The iPhone has one serious flaw that was only recently been corrected...the ability to store documents and attach them to e-mail documents.  Switching from a Blackberry years ago to an iPhone, I was shocked I could no longer attach documents without some pretty big app gymnastics.  It was more compatible with my Mac Book Pro than my PC, but I was disturbed by how difficult some of the simplest tasks were.

Photo processing sucks on my Mac Book.
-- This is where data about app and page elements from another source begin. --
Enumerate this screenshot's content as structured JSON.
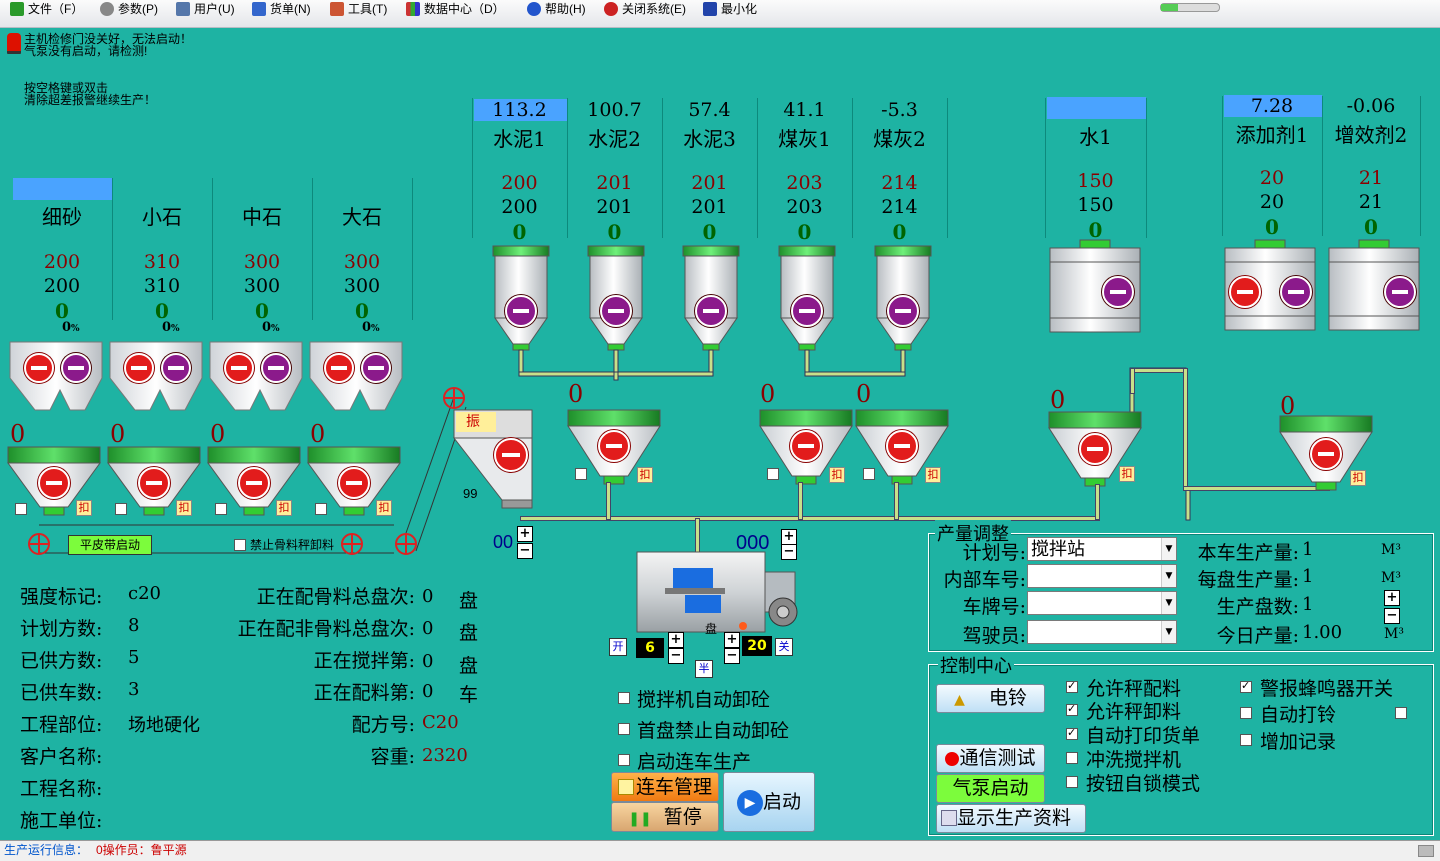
{
  "menu": [
    {
      "label": "文件（F）",
      "icon": "file-icon",
      "color": "#2a9a2a"
    },
    {
      "label": "参数(P)",
      "icon": "gear-icon",
      "color": "#888888"
    },
    {
      "label": "用户(U)",
      "icon": "users-icon",
      "color": "#5577aa"
    },
    {
      "label": "货单(N)",
      "icon": "edit-icon",
      "color": "#3366cc"
    },
    {
      "label": "工具(T)",
      "icon": "tool-icon",
      "color": "#cc5533"
    },
    {
      "label": "数据中心（D）",
      "icon": "chart-icon",
      "color": "#cc3333"
    },
    {
      "label": "帮助(H)",
      "icon": "help-icon",
      "color": "#2255cc"
    },
    {
      "label": "关闭系统(E)",
      "icon": "close-icon",
      "color": "#cc2222"
    },
    {
      "label": "最小化",
      "icon": "minimize-icon",
      "color": "#2244aa"
    }
  ],
  "alerts": {
    "line1": "主机检修门没关好，无法启动！",
    "line2": "气泵没有启动，请检测!",
    "hint1": "按空格键或双击",
    "hint2": "清除超差报警继续生产！"
  },
  "aggregates": [
    {
      "name": "细砂",
      "set": "200",
      "actual": "200",
      "weight": "0",
      "pct": "0",
      "pct_unit": "%",
      "bin_weight": "0",
      "highlight": true
    },
    {
      "name": "小石",
      "set": "310",
      "actual": "310",
      "weight": "0",
      "pct": "0",
      "pct_unit": "%",
      "bin_weight": "0",
      "highlight": false
    },
    {
      "name": "中石",
      "set": "300",
      "actual": "300",
      "weight": "0",
      "pct": "0",
      "pct_unit": "%",
      "bin_weight": "0",
      "highlight": false
    },
    {
      "name": "大石",
      "set": "300",
      "actual": "300",
      "weight": "0",
      "pct": "0",
      "pct_unit": "%",
      "bin_weight": "0",
      "highlight": false
    }
  ],
  "powders": [
    {
      "name": "水泥1",
      "value": "113.2",
      "set": "200",
      "actual": "200",
      "weight": "0",
      "highlight": true
    },
    {
      "name": "水泥2",
      "value": "100.7",
      "set": "201",
      "actual": "201",
      "weight": "0",
      "highlight": false
    },
    {
      "name": "水泥3",
      "value": "57.4",
      "set": "201",
      "actual": "201",
      "weight": "0",
      "highlight": false
    },
    {
      "name": "煤灰1",
      "value": "41.1",
      "set": "203",
      "actual": "203",
      "weight": "0",
      "highlight": false
    },
    {
      "name": "煤灰2",
      "value": "-5.3",
      "set": "214",
      "actual": "214",
      "weight": "0",
      "highlight": false
    }
  ],
  "water": {
    "name": "水1",
    "value": "",
    "set": "150",
    "actual": "150",
    "weight": "0"
  },
  "additives": [
    {
      "name": "添加剂1",
      "value": "7.28",
      "set": "20",
      "actual": "20",
      "weight": "0",
      "highlight": true
    },
    {
      "name": "增效剂2",
      "value": "-0.06",
      "set": "21",
      "actual": "21",
      "weight": "0",
      "highlight": false
    }
  ],
  "hoppers": {
    "cement_a": "0",
    "cement_b": "0",
    "cement_c": "0",
    "water": "0",
    "additive": "0",
    "kou": "扣",
    "zhen": "振",
    "incline_count": "99",
    "belt_count": "00",
    "mixer_count": "000"
  },
  "belt": {
    "start_label": "平皮带启动",
    "stop_label": "禁止骨料秤卸料"
  },
  "mixer": {
    "open": "开",
    "half": "半",
    "close": "关",
    "left_count": "6",
    "right_count": "20",
    "plate": "盘"
  },
  "info": {
    "rows": [
      {
        "label": "强度标记:",
        "value": "c20"
      },
      {
        "label": "计划方数:",
        "value": "8"
      },
      {
        "label": "已供方数:",
        "value": "5"
      },
      {
        "label": "已供车数:",
        "value": "3"
      },
      {
        "label": "工程部位:",
        "value": "场地硬化"
      },
      {
        "label": "客户名称:",
        "value": ""
      },
      {
        "label": "工程名称:",
        "value": ""
      },
      {
        "label": "施工单位:",
        "value": ""
      }
    ],
    "right": [
      {
        "label": "正在配骨料总盘次:",
        "value": "0",
        "unit": "盘"
      },
      {
        "label": "正在配非骨料总盘次:",
        "value": "0",
        "unit": "盘"
      },
      {
        "label": "正在搅拌第:",
        "value": "0",
        "unit": "盘"
      },
      {
        "label": "正在配料第:",
        "value": "0",
        "unit": "车"
      }
    ],
    "recipe_label": "配方号:",
    "recipe": "C20",
    "density_label": "容重:",
    "density": "2320"
  },
  "mixer_options": [
    {
      "label": "搅拌机自动卸砼",
      "checked": false
    },
    {
      "label": "首盘禁止自动卸砼",
      "checked": false
    },
    {
      "label": "启动连车生产",
      "checked": false
    }
  ],
  "buttons": {
    "queue": "连车管理",
    "pause": "暂停",
    "start": "启动"
  },
  "production": {
    "title": "产量调整",
    "plan_label": "计划号:",
    "plan_value": "搅拌站",
    "car_label": "内部车号:",
    "plate_label": "车牌号:",
    "driver_label": "驾驶员:",
    "car_output_label": "本车生产量:",
    "car_output": "1",
    "per_plate_label": "每盘生产量:",
    "per_plate": "1",
    "plates_label": "生产盘数:",
    "plates": "1",
    "today_label": "今日产量:",
    "today": "1.00",
    "unit": "M³"
  },
  "control": {
    "title": "控制中心",
    "bell": "电铃",
    "comm_test": "通信测试",
    "air_pump": "气泵启动",
    "show_data": "显示生产资料",
    "options_mid": [
      {
        "label": "允许秤配料",
        "checked": true
      },
      {
        "label": "允许秤卸料",
        "checked": true
      },
      {
        "label": "自动打印货单",
        "checked": true
      },
      {
        "label": "冲洗搅拌机",
        "checked": false
      },
      {
        "label": "按钮自锁模式",
        "checked": false
      }
    ],
    "options_right": [
      {
        "label": "警报蜂鸣器开关",
        "checked": true
      },
      {
        "label": "自动打铃",
        "checked": false
      },
      {
        "label": "增加记录",
        "checked": false
      }
    ]
  },
  "status": {
    "label": "生产运行信息：",
    "operator": "0操作员：鲁平源"
  }
}
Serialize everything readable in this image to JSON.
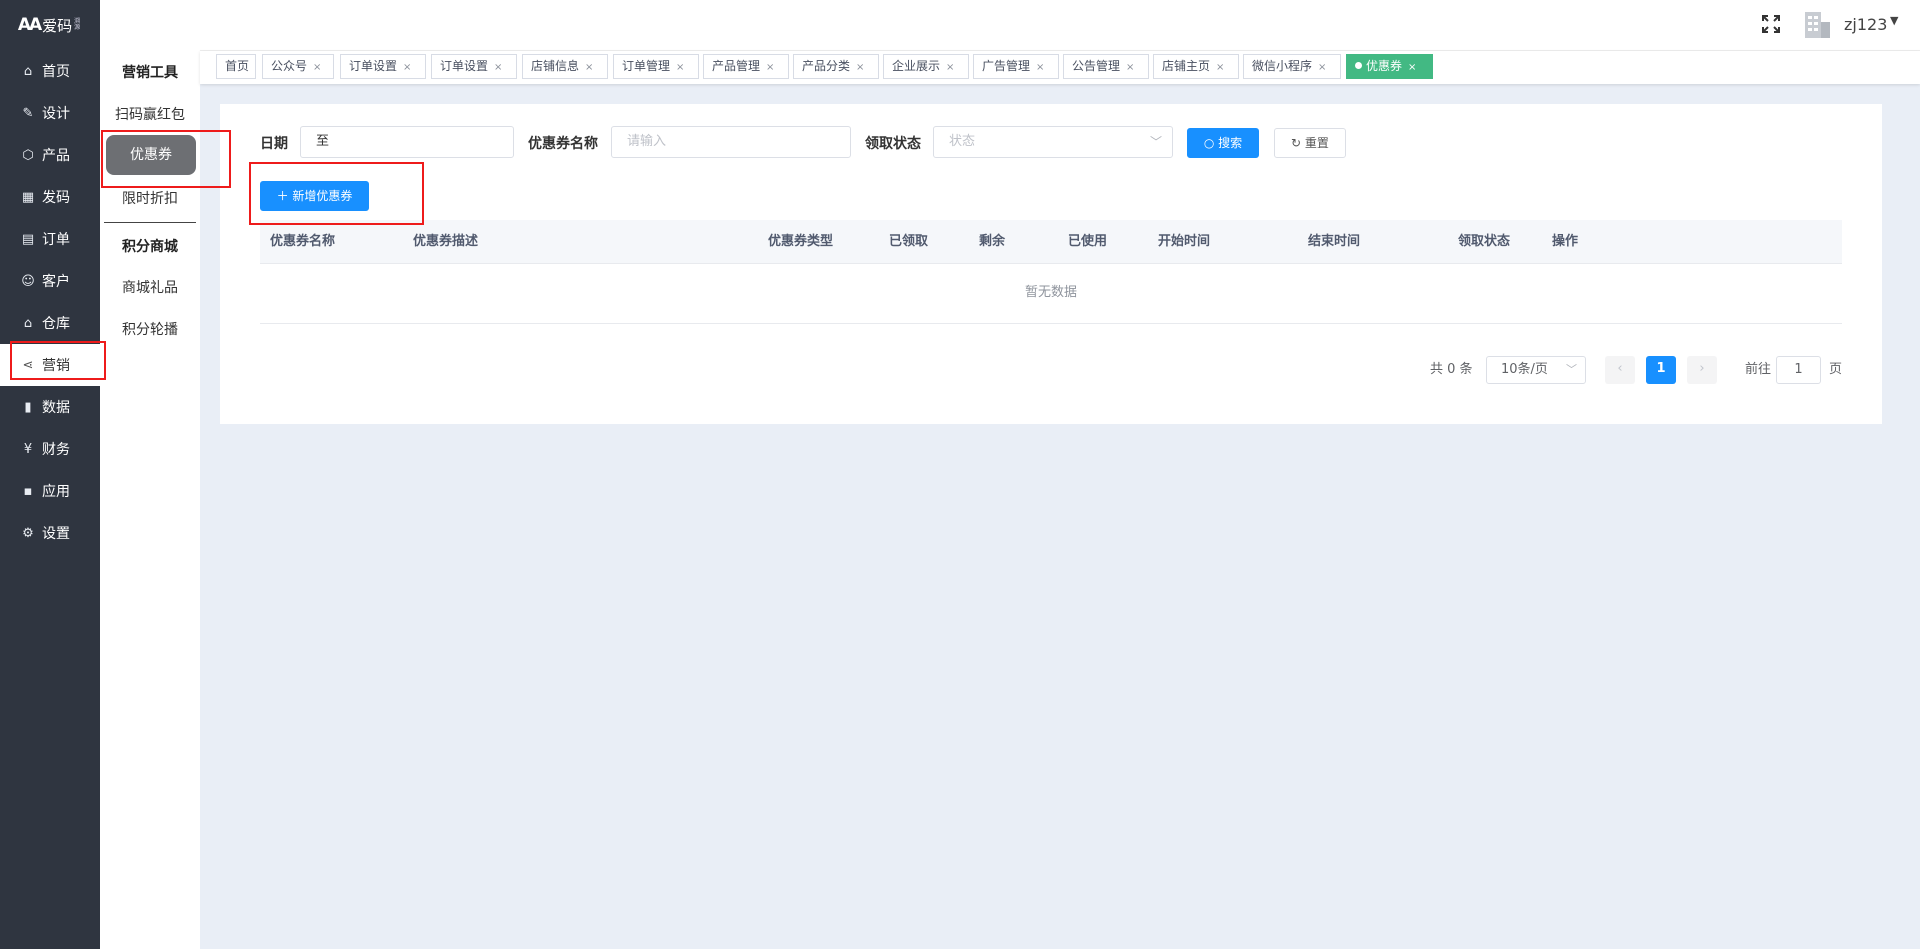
{
  "brand": {
    "mark": "AA",
    "name": "爱码",
    "sub": "溯源"
  },
  "nav": [
    {
      "label": "首页",
      "icon": "home-icon",
      "glyph": "⌂"
    },
    {
      "label": "设计",
      "icon": "design-tools-icon",
      "glyph": "✎"
    },
    {
      "label": "产品",
      "icon": "cube-icon",
      "glyph": "⬡"
    },
    {
      "label": "发码",
      "icon": "qrcode-icon",
      "glyph": "▦"
    },
    {
      "label": "订单",
      "icon": "clipboard-icon",
      "glyph": "▤"
    },
    {
      "label": "客户",
      "icon": "users-icon",
      "glyph": "☺"
    },
    {
      "label": "仓库",
      "icon": "warehouse-icon",
      "glyph": "⌂"
    },
    {
      "label": "营销",
      "icon": "share-icon",
      "glyph": "⋖"
    },
    {
      "label": "数据",
      "icon": "bar-chart-icon",
      "glyph": "▮"
    },
    {
      "label": "财务",
      "icon": "yen-icon",
      "glyph": "¥"
    },
    {
      "label": "应用",
      "icon": "grid-apps-icon",
      "glyph": "▪"
    },
    {
      "label": "设置",
      "icon": "gear-icon",
      "glyph": "⚙"
    }
  ],
  "submenu": {
    "group1_title": "营销工具",
    "group1_items": [
      "扫码赢红包",
      "优惠券",
      "限时折扣"
    ],
    "group2_title": "积分商城",
    "group2_items": [
      "商城礼品",
      "积分轮播"
    ]
  },
  "header": {
    "username": "zj123",
    "fullscreen_icon": "fullscreen-icon",
    "avatar_icon": "building-avatar-icon"
  },
  "tabs": [
    "首页",
    "公众号",
    "订单设置",
    "订单设置",
    "店铺信息",
    "订单管理",
    "产品管理",
    "产品分类",
    "企业展示",
    "广告管理",
    "公告管理",
    "店铺主页",
    "微信小程序",
    "优惠券"
  ],
  "tab_close": "×",
  "filters": {
    "date_label": "日期",
    "date_separator": "至",
    "name_label": "优惠券名称",
    "name_placeholder": "请输入",
    "status_label": "领取状态",
    "status_placeholder": "状态",
    "search_button": "搜索",
    "reset_button": "重置"
  },
  "add_button": "新增优惠券",
  "table": {
    "columns": [
      "优惠券名称",
      "优惠券描述",
      "优惠券类型",
      "已领取",
      "剩余",
      "已使用",
      "开始时间",
      "结束时间",
      "领取状态",
      "操作"
    ],
    "empty_text": "暂无数据"
  },
  "pagination": {
    "total_text": "共 0 条",
    "page_size": "10条/页",
    "current_page": "1",
    "goto_label": "前往",
    "goto_value": "1",
    "goto_suffix": "页"
  },
  "colors": {
    "primary": "#1890ff",
    "tab_active": "#42b983",
    "sidebar": "#2f3540",
    "highlight_box": "#ee1b1b"
  }
}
Until I found applications that could do what I needed and then learn the new applications, processing photos for my blog was (and still is) more painful than when I did similar functions on my PC's.  I actually use the Mac version of MS Paint to do some of my photo editing.

iTunes sucks no matter what platform it's on.  I always thought iTunes sucked on Windows because it needed to override so many defaults to work well...but it seems to such just as bad on my Mac.  For example, just take an existing music CD and try and transfer the music into iTunes so you can listen to it on your iPhone.  Don't get me wrong, I do it, but it's an incredibly convoluted process.  I've considered starting a business of converting CD's to iTunes for people.

The learning curve of a new interface was initially steep, but now that I'm familiar with OS and IOS, I'd have difficulty switching back...it's not that it's better or more intuitive...it's just what you're more used to.

Cyber security continues to be a concern.

Processing speed was the biggest disappointment on my Mac Book Pro...I finally converted my hard drive to solid state (which it now comes delivered with) and upgraded my RAM to the highest allowed and my computer is fast as hell.  But as delivered, it was really quite slow and I had to do a lot of research to make my computer as fast as most PC laptops I have owned.

I'm glad I own Apple products...and I enjoy using them...I will even continue to purchase new Apple products when I need to...but I am in no sense a part of the iCult and never will be.

Current Knitting

I had a library book due back yesterday which I had barely started...so I took a lot of knitting time reading instead.  But I did also work on a few more pairs of baby booties for the craft show table.


I'd ideally love to have a couple of dozen pairs of booties in a rainbow of colors that will coordinated with the baby blankets I'll have.  I'm not sure I'll make that goal, but I should have enough booties for the shows.